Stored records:
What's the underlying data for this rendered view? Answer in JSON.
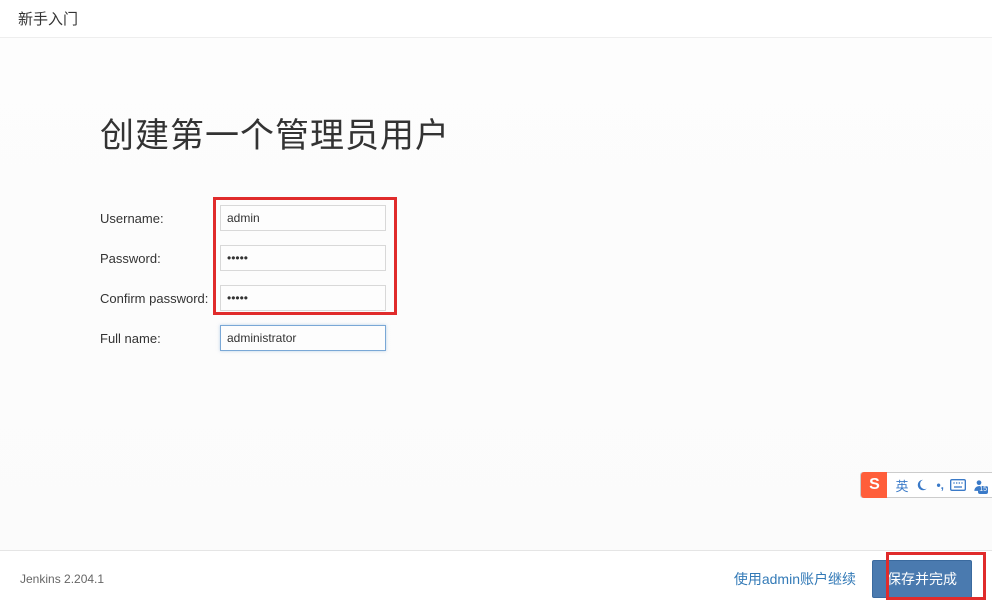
{
  "header": {
    "title": "新手入门"
  },
  "page": {
    "heading": "创建第一个管理员用户"
  },
  "form": {
    "username": {
      "label": "Username:",
      "value": "admin"
    },
    "password": {
      "label": "Password:",
      "value": "•••••"
    },
    "confirm_password": {
      "label": "Confirm password:",
      "value": "•••••"
    },
    "full_name": {
      "label": "Full name:",
      "value": "administrator"
    }
  },
  "footer": {
    "version": "Jenkins 2.204.1",
    "skip_label": "使用admin账户继续",
    "save_label": "保存并完成"
  },
  "ime": {
    "logo": "S",
    "lang": "英",
    "badge": "15"
  }
}
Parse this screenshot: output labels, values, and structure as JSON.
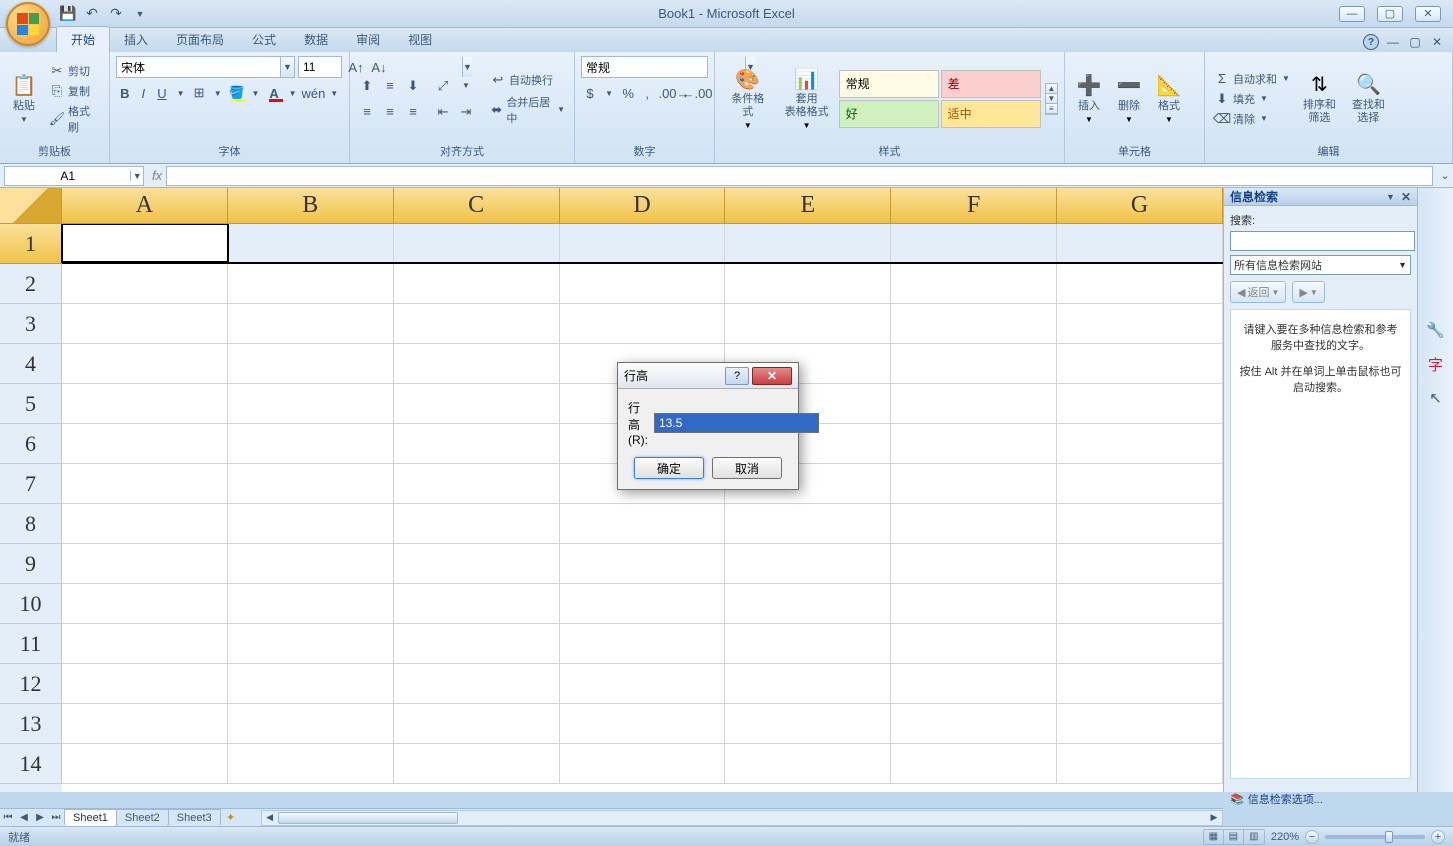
{
  "app": {
    "title": "Book1 - Microsoft Excel"
  },
  "tabs": {
    "items": [
      "开始",
      "插入",
      "页面布局",
      "公式",
      "数据",
      "审阅",
      "视图"
    ],
    "active": "开始"
  },
  "ribbon": {
    "clipboard": {
      "label": "剪贴板",
      "paste": "粘贴",
      "cut": "剪切",
      "copy": "复制",
      "format_painter": "格式刷"
    },
    "font": {
      "label": "字体",
      "name": "宋体",
      "size": "11"
    },
    "alignment": {
      "label": "对齐方式",
      "wrap": "自动换行",
      "merge": "合并后居中"
    },
    "number": {
      "label": "数字",
      "format": "常规"
    },
    "styles": {
      "label": "样式",
      "cond_format": "条件格式",
      "table_format": "套用\n表格格式",
      "gallery": {
        "normal": "常规",
        "bad": "差",
        "good": "好",
        "neutral": "适中"
      }
    },
    "cells": {
      "label": "单元格",
      "insert": "插入",
      "delete": "删除",
      "format": "格式"
    },
    "editing": {
      "label": "编辑",
      "autosum": "自动求和",
      "fill": "填充",
      "clear": "清除",
      "sort_filter": "排序和\n筛选",
      "find_select": "查找和\n选择"
    }
  },
  "formula_bar": {
    "name_box": "A1",
    "fx": "fx"
  },
  "grid": {
    "columns": [
      "A",
      "B",
      "C",
      "D",
      "E",
      "F",
      "G"
    ],
    "rows": [
      "1",
      "2",
      "3",
      "4",
      "5",
      "6",
      "7",
      "8",
      "9",
      "10",
      "11",
      "12",
      "13",
      "14"
    ],
    "selected_row": 1,
    "active_cell": "A1"
  },
  "sheets": {
    "items": [
      "Sheet1",
      "Sheet2",
      "Sheet3"
    ],
    "active": "Sheet1"
  },
  "research": {
    "title": "信息检索",
    "search_label": "搜索:",
    "source": "所有信息检索网站",
    "back": "返回",
    "msg1": "请键入要在多种信息检索和参考服务中查找的文字。",
    "msg2": "按住 Alt 并在单词上单击鼠标也可启动搜索。",
    "options": "信息检索选项..."
  },
  "dialog": {
    "title": "行高",
    "field_label": "行高(R):",
    "value": "13.5",
    "ok": "确定",
    "cancel": "取消"
  },
  "status": {
    "ready": "就绪",
    "zoom": "220%"
  }
}
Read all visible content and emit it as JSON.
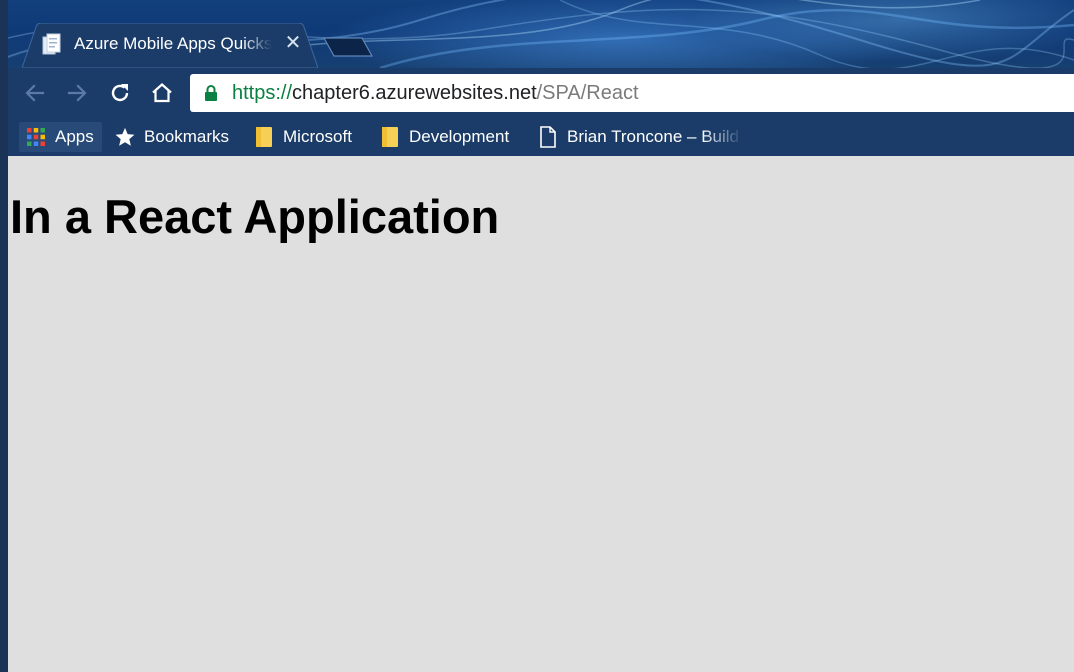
{
  "browser": {
    "tab": {
      "title": "Azure Mobile Apps Quickstart",
      "favicon": "page-document-icon",
      "close_glyph": "✕"
    },
    "toolbar": {
      "back_icon": "arrow-left-icon",
      "forward_icon": "arrow-right-icon",
      "reload_icon": "reload-icon",
      "home_icon": "home-icon",
      "secure_icon": "lock-icon"
    },
    "address_bar": {
      "scheme": "https://",
      "host": "chapter6.azurewebsites.net",
      "path": "/SPA/React"
    },
    "bookmarks": [
      {
        "label": "Apps",
        "icon": "apps-grid-icon"
      },
      {
        "label": "Bookmarks",
        "icon": "star-icon"
      },
      {
        "label": "Microsoft",
        "icon": "folder-icon"
      },
      {
        "label": "Development",
        "icon": "folder-icon"
      },
      {
        "label": "Brian Troncone – Build",
        "icon": "page-icon"
      }
    ]
  },
  "page": {
    "heading": "In a React Application"
  },
  "colors": {
    "frame": "#1b3c68",
    "page_background": "#dfdfdf",
    "secure_green": "#0b8043",
    "url_path_gray": "#7a7a7a",
    "folder_yellow": "#f6cf57"
  }
}
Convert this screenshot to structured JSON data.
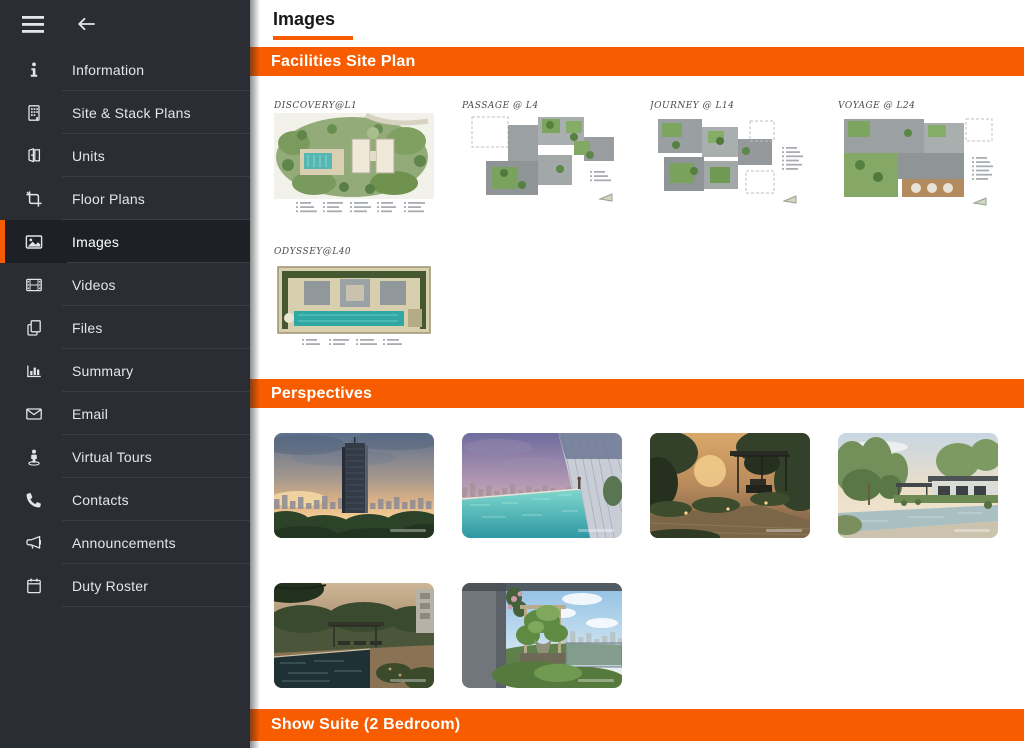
{
  "colors": {
    "accent_orange": "#F75C00",
    "sidebar_bg": "#2A2D33",
    "sidebar_active_bg": "#1D2025",
    "content_bg": "#FFFFFF"
  },
  "sidebar": {
    "top": {
      "menu_icon": "hamburger-icon",
      "back_icon": "arrow-left-icon"
    },
    "items": [
      {
        "label": "Information",
        "icon": "info-icon",
        "active": false
      },
      {
        "label": "Site & Stack Plans",
        "icon": "building-icon",
        "active": false
      },
      {
        "label": "Units",
        "icon": "door-open-icon",
        "active": false
      },
      {
        "label": "Floor Plans",
        "icon": "crop-icon",
        "active": false
      },
      {
        "label": "Images",
        "icon": "image-icon",
        "active": true
      },
      {
        "label": "Videos",
        "icon": "film-icon",
        "active": false
      },
      {
        "label": "Files",
        "icon": "copy-icon",
        "active": false
      },
      {
        "label": "Summary",
        "icon": "bar-chart-icon",
        "active": false
      },
      {
        "label": "Email",
        "icon": "envelope-icon",
        "active": false
      },
      {
        "label": "Virtual Tours",
        "icon": "street-view-icon",
        "active": false
      },
      {
        "label": "Contacts",
        "icon": "phone-icon",
        "active": false
      },
      {
        "label": "Announcements",
        "icon": "megaphone-icon",
        "active": false
      },
      {
        "label": "Duty Roster",
        "icon": "calendar-icon",
        "active": false
      }
    ]
  },
  "page": {
    "title": "Images"
  },
  "sections": [
    {
      "title": "Facilities Site Plan",
      "images": [
        {
          "caption": "DISCOVERY@L1",
          "art": "discovery"
        },
        {
          "caption": "PASSAGE @ L4",
          "art": "passage"
        },
        {
          "caption": "JOURNEY @ L14",
          "art": "journey"
        },
        {
          "caption": "VOYAGE @ L24",
          "art": "voyage"
        },
        {
          "caption": "ODYSSEY@L40",
          "art": "odyssey"
        }
      ]
    },
    {
      "title": "Perspectives",
      "images": [
        {
          "caption": "",
          "art": "tower-sunset"
        },
        {
          "caption": "",
          "art": "pool-facade"
        },
        {
          "caption": "",
          "art": "terrace-dusk"
        },
        {
          "caption": "",
          "art": "villa-pool-dawn"
        },
        {
          "caption": "",
          "art": "pool-deck-dusk"
        },
        {
          "caption": "",
          "art": "balcony-garden"
        }
      ]
    },
    {
      "title": "Show Suite (2 Bedroom)",
      "images": []
    }
  ]
}
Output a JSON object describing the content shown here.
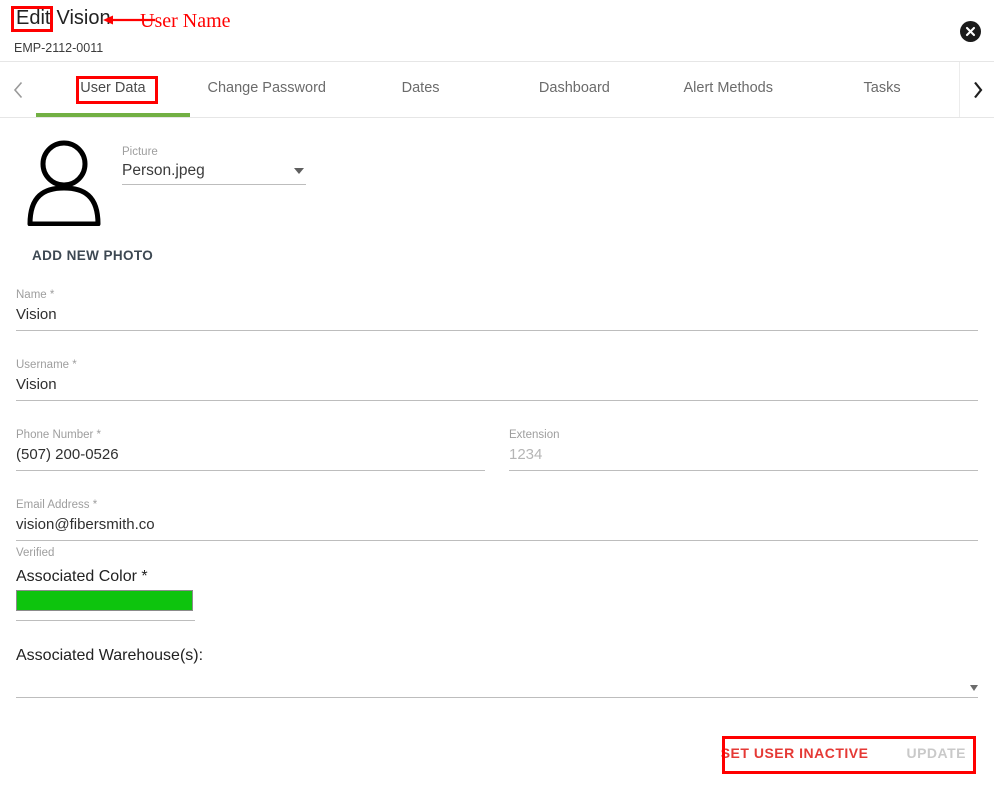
{
  "header": {
    "title_prefix": "Edit",
    "title_name": "Vision",
    "subtitle": "EMP-2112-0011",
    "close_icon": "close-circle-icon"
  },
  "annotations": {
    "user_name_label": "User Name",
    "color": "#ff0000"
  },
  "tabs": {
    "prev_icon": "chevron-left-icon",
    "next_icon": "chevron-right-icon",
    "active_index": 0,
    "items": [
      {
        "label": "User Data"
      },
      {
        "label": "Change Password"
      },
      {
        "label": "Dates"
      },
      {
        "label": "Dashboard"
      },
      {
        "label": "Alert Methods"
      },
      {
        "label": "Tasks"
      }
    ],
    "active_underline_color": "#72b043"
  },
  "form": {
    "avatar_icon": "person-avatar-icon",
    "picture": {
      "label": "Picture",
      "value": "Person.jpeg",
      "dropdown_icon": "chevron-down-icon"
    },
    "add_photo_label": "ADD NEW PHOTO",
    "name": {
      "label": "Name *",
      "value": "Vision"
    },
    "username": {
      "label": "Username *",
      "value": "Vision"
    },
    "phone": {
      "label": "Phone Number *",
      "value": "(507) 200-0526"
    },
    "extension": {
      "label": "Extension",
      "placeholder": "1234"
    },
    "email": {
      "label": "Email Address *",
      "value": "vision@fibersmith.co"
    },
    "verified_label": "Verified",
    "color": {
      "label": "Associated Color *",
      "value": "#0dc40d"
    },
    "warehouses": {
      "label": "Associated Warehouse(s):",
      "value": "",
      "dropdown_icon": "chevron-down-icon"
    }
  },
  "footer": {
    "set_inactive_label": "SET USER INACTIVE",
    "update_label": "UPDATE",
    "set_inactive_color": "#e53935",
    "update_color": "#c9c9c9"
  }
}
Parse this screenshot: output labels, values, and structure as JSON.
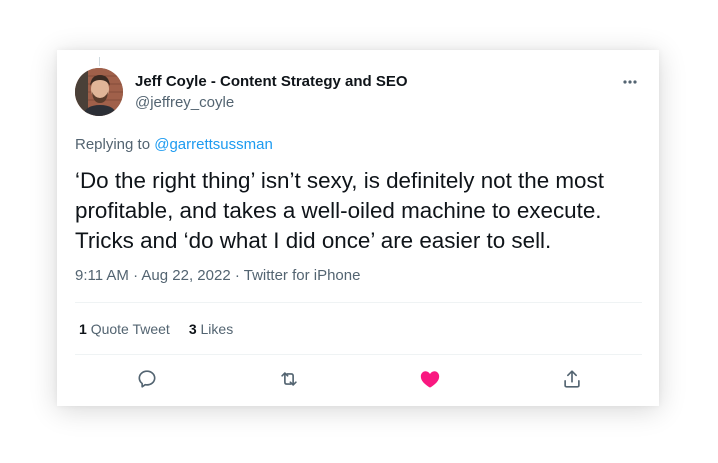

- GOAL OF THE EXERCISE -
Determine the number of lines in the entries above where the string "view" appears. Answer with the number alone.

- ANSWER SPACE -
2